Pyongyang’s “remarkable development of nuclear and missile-related technology” poses a risk to regional and global security, he said, adding that Japan also believes “North Korea will be ready to conduct a nuclear test this month.”

In April, at a major military parade, North Korean leader Kim Jong Un pledged to build up its nuclear forces “as soon as possible” and warned of possible “pre-emptive strikes,” as South Korean President-elect Yoon Suk-yeol mentioned.

On Friday, Washington, through diplomatic spokeswoman Jalina Porter, warned that Pyongyang “may have prepared the Punggye-ri test site and be ready to conduct a test there as early as this month, which would be its seventh nuclear test.”

“This analysis is consistent with recent public statements by North Korea itself,” she added, assuring that the US government has shared it with its allies and will continue its “close coordination with them.”

US President Joe Biden will visit Japan and South Korea this month, where concerns about Pyongyang will be on the menu.

The recent rocket launch could be linked to that visit or to Tuesday’s inauguration of Mr Yoon, who promised an inflexible line north.

“Rather than accepting invitations to engage in dialogue, the Kim regime appears to be preparing to test a tactical nuclear warhead,” said Leif-Eric Easley, a professor at Ewha University in Seoul.

North Korea had conducted six nuclear tests before hiring a senior diplomat with the United States, with then-US President Donald Trump meeting Kim Jong-un four times.

“A seventh nuclear test would be the first since September 2017 and would fuel tensions on the Korean peninsula and increase the risk of miscalculations and misunderstandings between the Kim regime and the future Yoon government,” Easley said.

South Korea has more conventional weapons capability than its northern neighbor and Mr Yoon called for more US military assets to be deployed.

South Korea tested its own sea-to-surface ballistic missile in 2021, becoming one of the few countries to master the technology.

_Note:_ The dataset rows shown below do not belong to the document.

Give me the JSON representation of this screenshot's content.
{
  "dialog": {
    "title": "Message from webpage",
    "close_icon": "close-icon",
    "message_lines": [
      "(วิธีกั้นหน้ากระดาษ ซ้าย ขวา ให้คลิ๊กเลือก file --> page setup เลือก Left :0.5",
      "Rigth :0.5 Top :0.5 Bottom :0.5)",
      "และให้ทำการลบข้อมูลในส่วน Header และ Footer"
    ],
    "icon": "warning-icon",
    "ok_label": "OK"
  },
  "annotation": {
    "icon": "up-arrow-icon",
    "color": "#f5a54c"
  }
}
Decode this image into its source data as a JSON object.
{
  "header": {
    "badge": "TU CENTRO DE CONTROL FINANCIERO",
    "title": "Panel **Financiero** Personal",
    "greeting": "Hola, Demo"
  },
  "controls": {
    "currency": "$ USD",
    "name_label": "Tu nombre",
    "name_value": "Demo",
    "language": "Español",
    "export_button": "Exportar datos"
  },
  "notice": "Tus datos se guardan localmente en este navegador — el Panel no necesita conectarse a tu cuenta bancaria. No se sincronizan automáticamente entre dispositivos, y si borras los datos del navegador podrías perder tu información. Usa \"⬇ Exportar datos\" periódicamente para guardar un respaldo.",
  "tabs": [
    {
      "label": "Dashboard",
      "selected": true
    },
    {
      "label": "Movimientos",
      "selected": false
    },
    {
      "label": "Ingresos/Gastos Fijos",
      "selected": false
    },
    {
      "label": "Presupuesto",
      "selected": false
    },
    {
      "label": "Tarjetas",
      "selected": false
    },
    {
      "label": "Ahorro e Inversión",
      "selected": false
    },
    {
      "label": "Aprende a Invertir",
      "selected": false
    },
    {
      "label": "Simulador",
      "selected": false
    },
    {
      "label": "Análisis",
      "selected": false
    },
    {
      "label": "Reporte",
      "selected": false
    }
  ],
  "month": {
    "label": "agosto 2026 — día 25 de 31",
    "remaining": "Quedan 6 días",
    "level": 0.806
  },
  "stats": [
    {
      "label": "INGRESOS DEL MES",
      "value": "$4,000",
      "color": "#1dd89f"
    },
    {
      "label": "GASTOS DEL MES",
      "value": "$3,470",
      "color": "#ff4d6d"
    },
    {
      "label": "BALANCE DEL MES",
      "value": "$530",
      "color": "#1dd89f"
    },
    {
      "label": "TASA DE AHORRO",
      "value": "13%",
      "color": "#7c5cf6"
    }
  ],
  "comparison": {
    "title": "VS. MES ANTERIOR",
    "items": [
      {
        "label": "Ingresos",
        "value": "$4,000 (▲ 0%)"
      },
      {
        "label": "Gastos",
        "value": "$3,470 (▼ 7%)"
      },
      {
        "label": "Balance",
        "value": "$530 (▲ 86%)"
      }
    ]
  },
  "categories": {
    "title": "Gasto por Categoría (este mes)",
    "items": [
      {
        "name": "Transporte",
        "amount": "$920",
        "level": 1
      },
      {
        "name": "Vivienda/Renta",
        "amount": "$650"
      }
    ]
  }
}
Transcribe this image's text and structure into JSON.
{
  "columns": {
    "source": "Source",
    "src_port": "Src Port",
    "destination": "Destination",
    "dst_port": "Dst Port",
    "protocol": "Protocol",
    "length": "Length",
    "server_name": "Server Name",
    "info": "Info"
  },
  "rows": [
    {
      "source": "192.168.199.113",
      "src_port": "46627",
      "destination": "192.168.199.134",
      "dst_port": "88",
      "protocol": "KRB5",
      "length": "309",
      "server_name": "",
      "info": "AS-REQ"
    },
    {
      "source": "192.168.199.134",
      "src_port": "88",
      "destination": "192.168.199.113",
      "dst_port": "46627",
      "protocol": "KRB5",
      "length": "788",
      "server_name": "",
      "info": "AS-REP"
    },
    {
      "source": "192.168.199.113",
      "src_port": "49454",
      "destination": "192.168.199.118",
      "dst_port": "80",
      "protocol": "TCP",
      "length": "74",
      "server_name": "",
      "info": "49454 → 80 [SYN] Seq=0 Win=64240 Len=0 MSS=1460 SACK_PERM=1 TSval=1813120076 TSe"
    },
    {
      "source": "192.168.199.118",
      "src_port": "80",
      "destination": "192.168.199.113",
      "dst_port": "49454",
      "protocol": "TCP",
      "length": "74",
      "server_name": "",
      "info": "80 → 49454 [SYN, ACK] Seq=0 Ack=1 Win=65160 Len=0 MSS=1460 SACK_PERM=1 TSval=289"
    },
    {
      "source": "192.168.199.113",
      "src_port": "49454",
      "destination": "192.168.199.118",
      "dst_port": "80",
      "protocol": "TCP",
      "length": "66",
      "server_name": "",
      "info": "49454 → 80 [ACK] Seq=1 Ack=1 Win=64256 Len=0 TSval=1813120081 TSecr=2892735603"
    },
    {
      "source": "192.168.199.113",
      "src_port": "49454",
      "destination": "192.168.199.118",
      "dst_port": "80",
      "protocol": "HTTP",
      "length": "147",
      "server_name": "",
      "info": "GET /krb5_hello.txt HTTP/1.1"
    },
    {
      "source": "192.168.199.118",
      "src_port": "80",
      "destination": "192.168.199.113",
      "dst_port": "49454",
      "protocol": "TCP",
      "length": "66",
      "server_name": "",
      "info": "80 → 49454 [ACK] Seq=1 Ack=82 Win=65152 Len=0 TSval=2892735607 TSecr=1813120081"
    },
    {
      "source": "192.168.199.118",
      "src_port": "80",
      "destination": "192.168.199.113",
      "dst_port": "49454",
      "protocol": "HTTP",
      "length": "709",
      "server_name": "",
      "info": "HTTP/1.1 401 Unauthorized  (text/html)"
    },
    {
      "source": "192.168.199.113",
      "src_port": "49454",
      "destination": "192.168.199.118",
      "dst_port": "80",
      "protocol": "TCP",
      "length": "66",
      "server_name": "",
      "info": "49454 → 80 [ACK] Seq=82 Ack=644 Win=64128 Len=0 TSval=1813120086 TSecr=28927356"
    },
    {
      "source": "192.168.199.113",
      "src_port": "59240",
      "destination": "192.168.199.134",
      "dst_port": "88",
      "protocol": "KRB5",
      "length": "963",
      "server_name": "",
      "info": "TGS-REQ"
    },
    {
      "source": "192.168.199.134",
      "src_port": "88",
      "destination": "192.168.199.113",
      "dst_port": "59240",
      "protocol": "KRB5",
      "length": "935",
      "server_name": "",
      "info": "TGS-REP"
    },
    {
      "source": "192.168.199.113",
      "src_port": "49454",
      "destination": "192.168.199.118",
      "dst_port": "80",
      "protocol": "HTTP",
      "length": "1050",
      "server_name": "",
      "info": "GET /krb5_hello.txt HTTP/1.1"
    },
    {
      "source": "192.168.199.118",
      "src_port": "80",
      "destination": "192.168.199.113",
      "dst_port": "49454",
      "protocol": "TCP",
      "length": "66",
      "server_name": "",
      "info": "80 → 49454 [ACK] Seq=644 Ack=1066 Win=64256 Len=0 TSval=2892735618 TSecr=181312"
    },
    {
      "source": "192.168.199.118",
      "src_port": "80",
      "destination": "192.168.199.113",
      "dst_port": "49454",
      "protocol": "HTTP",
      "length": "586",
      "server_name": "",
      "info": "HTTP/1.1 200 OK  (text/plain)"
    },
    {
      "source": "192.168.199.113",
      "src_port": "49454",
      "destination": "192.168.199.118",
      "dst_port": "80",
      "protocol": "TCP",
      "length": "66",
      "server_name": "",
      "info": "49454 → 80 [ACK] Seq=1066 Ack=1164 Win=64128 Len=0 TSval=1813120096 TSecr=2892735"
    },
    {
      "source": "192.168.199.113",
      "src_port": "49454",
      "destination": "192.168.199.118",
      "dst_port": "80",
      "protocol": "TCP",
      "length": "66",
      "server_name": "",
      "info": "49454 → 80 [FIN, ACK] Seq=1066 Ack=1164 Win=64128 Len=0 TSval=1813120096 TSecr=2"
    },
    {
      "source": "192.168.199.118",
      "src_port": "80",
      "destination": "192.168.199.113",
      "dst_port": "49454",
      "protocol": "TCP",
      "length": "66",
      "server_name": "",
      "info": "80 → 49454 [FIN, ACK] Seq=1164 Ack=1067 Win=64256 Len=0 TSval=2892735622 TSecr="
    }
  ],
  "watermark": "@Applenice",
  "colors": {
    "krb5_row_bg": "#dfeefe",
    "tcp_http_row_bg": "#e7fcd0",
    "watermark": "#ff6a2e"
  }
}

She also unveiled a supersonic cruise missile, highlighting an arms race in the peninsula.

On Wednesday, Pyongyang launched what Seoul and Tokyo described as a ballistic missile, but North Korean state media, which usually cover the weapons tests, did not report it.

Hong Min, a researcher at the Korea Institute for National Unification, thought on Saturday “that today’s launch is similar to Wednesday’s ballistic missile.”

“It looks like the North is conducting a series of tests to meet its strategic objectives,” he added.

Negotiations to convince Kim Jong-un to give up nuclear weapons failed.

For five years, South Korean President Moon Jae-in pursued a policy of dialogue with Pyongyang, but this “slavish” approach was a clear failure, according to his successor.

According to analysts, Kim Jong-un may want to use this series of tests to warn that he is not open to dialogue with the new government.

Leave a Comment